Despite a daunting to-do list, I made time to do one writing exercise this morning. I’m now on the third exercise in Steering the Craft by Ursula K. Le Guin, and each day I find myself looking forward to the hour I spend doing her exercises.
I’ve found that most of the exercises are things I’m already aware of in my writing because of teaching writing to middle schoolers. Once you’ve had to teach the 6+1 Traits of Writing, you become more aware of what makes good writing.
But her exercises are still a fun challenge. And it gets the words flowing faster than if I were to sit down and attempt to continue a manuscript. And so far, I’ve been pretty pleased with what the exercises are producing.
Today’s exercise was to write a paragraph with short sentences (no more than 7 words) and then write another paragraph that is one long sentence.
Here are my results. I’m doing every exercise with my Steampunk project in mind. (And I really don’t know if the second sentence is grammatically correct… but it flows alright. I can check it later if I end up using it in a draft.)
The door closed with a clatter. She didn’t want me there. I was a child. They were adults. But this room didn’t want me either. I felt the cold. I saw the dust stirring. I knew I was not alone.
The mecha-carriage sputtered to a halt and within seconds the door was swinging open, and a world was revealed to me: a giant stone Mecha Fac with curls of steam rising from pipes like turrets into the misty air, air that was filled with noises–clanking, screeching, clicking, wailing, druming–which filled my overwhelmed ears and matched my overwhelmed eyes which saw more people than I’d encountered in my entire lifetime.
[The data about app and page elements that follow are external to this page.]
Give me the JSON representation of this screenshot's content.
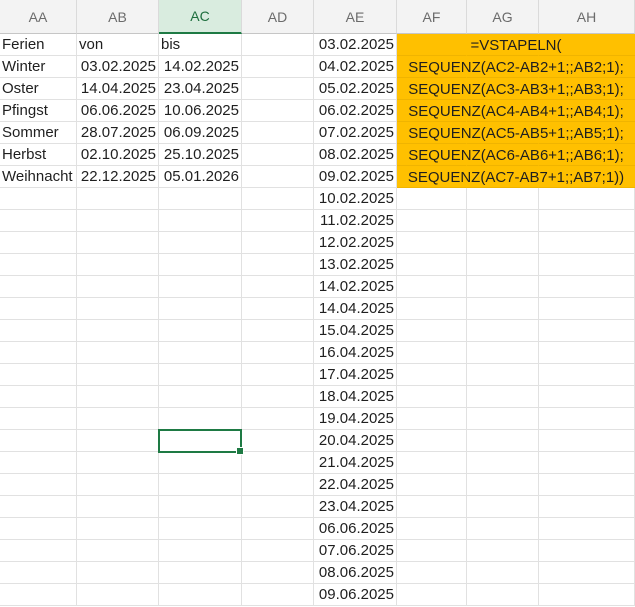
{
  "columns": [
    "AA",
    "AB",
    "AC",
    "AD",
    "AE",
    "AF",
    "AG",
    "AH"
  ],
  "active_column": "AC",
  "holidays": {
    "headers": [
      "Ferien",
      "von",
      "bis"
    ],
    "rows": [
      [
        "Winter",
        "03.02.2025",
        "14.02.2025"
      ],
      [
        "Oster",
        "14.04.2025",
        "23.04.2025"
      ],
      [
        "Pfingst",
        "06.06.2025",
        "10.06.2025"
      ],
      [
        "Sommer",
        "28.07.2025",
        "06.09.2025"
      ],
      [
        "Herbst",
        "02.10.2025",
        "25.10.2025"
      ],
      [
        "Weihnacht",
        "22.12.2025",
        "05.01.2026"
      ]
    ]
  },
  "ae_dates": [
    "03.02.2025",
    "04.02.2025",
    "05.02.2025",
    "06.02.2025",
    "07.02.2025",
    "08.02.2025",
    "09.02.2025",
    "10.02.2025",
    "11.02.2025",
    "12.02.2025",
    "13.02.2025",
    "14.02.2025",
    "14.04.2025",
    "15.04.2025",
    "16.04.2025",
    "17.04.2025",
    "18.04.2025",
    "19.04.2025",
    "20.04.2025",
    "21.04.2025",
    "22.04.2025",
    "23.04.2025",
    "06.06.2025",
    "07.06.2025",
    "08.06.2025",
    "09.06.2025"
  ],
  "formula_lines": [
    "=VSTAPELN(",
    "SEQUENZ(AC2-AB2+1;;AB2;1);",
    "SEQUENZ(AC3-AB3+1;;AB3;1);",
    "SEQUENZ(AC4-AB4+1;;AB4;1);",
    "SEQUENZ(AC5-AB5+1;;AB5;1);",
    "SEQUENZ(AC6-AB6+1;;AB6;1);",
    "SEQUENZ(AC7-AB7+1;;AB7;1))"
  ],
  "highlight_color": "#ffc000",
  "selection_color": "#1e7a44",
  "selected_cell": "AC19"
}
One thing I thought about while doing this exercise is how long a sentence is too long when writing for children? At what point will the length of sentences shut down your readers? I’m very alert to pacing and readability in what I write because it’s something that I evaluate a text on when choosing appropriate texts for my classroom. Just something to think about…